Failure to comply with the act is a criminal offence and penalties can be imposed against the organisation and senior management within it. The organisation could be fined if found guilty, whilst the responsible person (tasked with ensuring compliance) could be punished with a fine and/or even imprisonment.
It will be a defence for the organisation or responsible person to show that they complied with the Electoral Commission guidance. The usefulness of this defence, however, will of course depend on the usefulness and extent of the guidance provided.
Against this backdrop of potential criminal sanctions, it is clear why the lack of clarity and the ambiguities in the act have caused additional alarm amongst those in the third sector.
Ultimately, the combination of uncertainty over whether campaigning may be considered to "procure or promote electoral success", the extensive range of activities potentially covered by the act, the more stringent spending limits and criminal penalties for breach may understandably result in third party organisations being fearful of speaking out on matters of public interest. The risks of doing so may simply be too great.
As a result, the true effect of the act may indeed be a largely unseen but substantial curb to freedoms of speech, expression and association, fundamental rights guaranteed by the European Convention of Human Rights and enshrined in UK legislation through the Human Rights Act 1998.
On this basis, there are arguably grounds to mount a legal challenge to the act. It remains to be seen, however, whether any of those affected will do so, or whether they will simply wait to see how it fares with the passage of time. The crux of the matter is likely to be the vigour with which part 2 of the act is enforced.
Most third party organisations recognise and accept that there should be some degree of regulation and control on their public campaigning activities. Transparency and propriety in public life in general and politics in particular is, after all, to be welcomed.
However, legislation regulating this area should be clear, concise and certain not to result in a stifling of public debate on issues of national interest.
It is not suggested that the government's aim in drafting the act was to suppress the work of charities and non-political third parties. However, as it stands, the act seems to have the potential to do exactly that.
Both the Joint Committee on Human Rights and the Commission on Civil Society and Democratic Engagement asked for the act’s passage through Parliament to be delayed to allow a greater period of consultation. This request was not granted. Instead, the act was rushed through and subject to minimal legislative scrutiny. The concession allowed as a result was that part 2 will be reviewed following the 2015 general election. Its ‘workability’ and effect on organisations working in the third sector will be evaluated at that stage.
Accordingly, third party organisations should carefully monitor the practical effects of the act on their activities in the lead up to May 2015 and comprehensively feedback to the government on these implications.
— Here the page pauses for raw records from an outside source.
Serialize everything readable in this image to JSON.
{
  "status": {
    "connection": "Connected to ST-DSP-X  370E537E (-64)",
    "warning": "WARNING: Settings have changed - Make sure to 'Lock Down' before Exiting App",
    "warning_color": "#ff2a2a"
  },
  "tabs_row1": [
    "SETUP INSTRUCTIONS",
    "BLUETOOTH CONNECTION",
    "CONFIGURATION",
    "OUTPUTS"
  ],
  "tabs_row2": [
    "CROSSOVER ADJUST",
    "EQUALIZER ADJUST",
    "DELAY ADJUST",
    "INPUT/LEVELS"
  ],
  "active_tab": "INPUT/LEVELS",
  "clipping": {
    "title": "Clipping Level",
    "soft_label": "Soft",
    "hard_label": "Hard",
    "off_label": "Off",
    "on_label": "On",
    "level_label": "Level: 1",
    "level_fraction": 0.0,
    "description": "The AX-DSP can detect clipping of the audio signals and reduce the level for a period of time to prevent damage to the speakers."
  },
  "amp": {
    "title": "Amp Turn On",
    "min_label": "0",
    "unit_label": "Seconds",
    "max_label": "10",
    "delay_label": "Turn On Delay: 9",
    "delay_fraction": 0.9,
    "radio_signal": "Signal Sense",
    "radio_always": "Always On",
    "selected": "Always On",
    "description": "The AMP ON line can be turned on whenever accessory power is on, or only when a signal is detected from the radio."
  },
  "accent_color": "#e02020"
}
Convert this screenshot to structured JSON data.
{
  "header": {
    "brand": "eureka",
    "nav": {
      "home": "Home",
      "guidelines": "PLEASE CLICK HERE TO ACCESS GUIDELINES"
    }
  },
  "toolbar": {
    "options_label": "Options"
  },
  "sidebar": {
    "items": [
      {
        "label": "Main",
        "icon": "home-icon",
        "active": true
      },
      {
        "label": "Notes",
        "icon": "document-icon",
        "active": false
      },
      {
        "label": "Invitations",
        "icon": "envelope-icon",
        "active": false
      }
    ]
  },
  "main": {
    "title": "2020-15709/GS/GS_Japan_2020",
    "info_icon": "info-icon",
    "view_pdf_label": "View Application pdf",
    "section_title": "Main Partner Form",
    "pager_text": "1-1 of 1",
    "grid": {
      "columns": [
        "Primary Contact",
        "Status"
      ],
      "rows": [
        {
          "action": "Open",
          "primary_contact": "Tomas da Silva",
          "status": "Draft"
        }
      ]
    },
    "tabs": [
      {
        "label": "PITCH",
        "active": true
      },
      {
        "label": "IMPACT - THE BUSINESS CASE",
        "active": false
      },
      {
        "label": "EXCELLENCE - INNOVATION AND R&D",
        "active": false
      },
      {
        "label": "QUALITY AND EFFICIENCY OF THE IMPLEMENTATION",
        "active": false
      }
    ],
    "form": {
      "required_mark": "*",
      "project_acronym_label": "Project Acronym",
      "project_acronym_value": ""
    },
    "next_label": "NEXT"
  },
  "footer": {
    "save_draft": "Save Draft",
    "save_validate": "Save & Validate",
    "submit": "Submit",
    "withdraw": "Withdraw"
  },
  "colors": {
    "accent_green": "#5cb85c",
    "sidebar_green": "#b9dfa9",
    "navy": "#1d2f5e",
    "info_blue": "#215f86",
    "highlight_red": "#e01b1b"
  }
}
It is to be hoped that, if the negative consequences of the act envisaged do come to fruition, perhaps then the concerns voiced by so many prior to enactment will more adequately be addressed.
For the time being, we are left with a piece of legislation which, despite its legitimate aim of ensuring transparency, in fact poses a significant risk of infringing, or having a "chilling effect" on the fundamental human rights of freedoms of speech, expression and association.
This article was published in Commercial Litigation Journal in March 2014.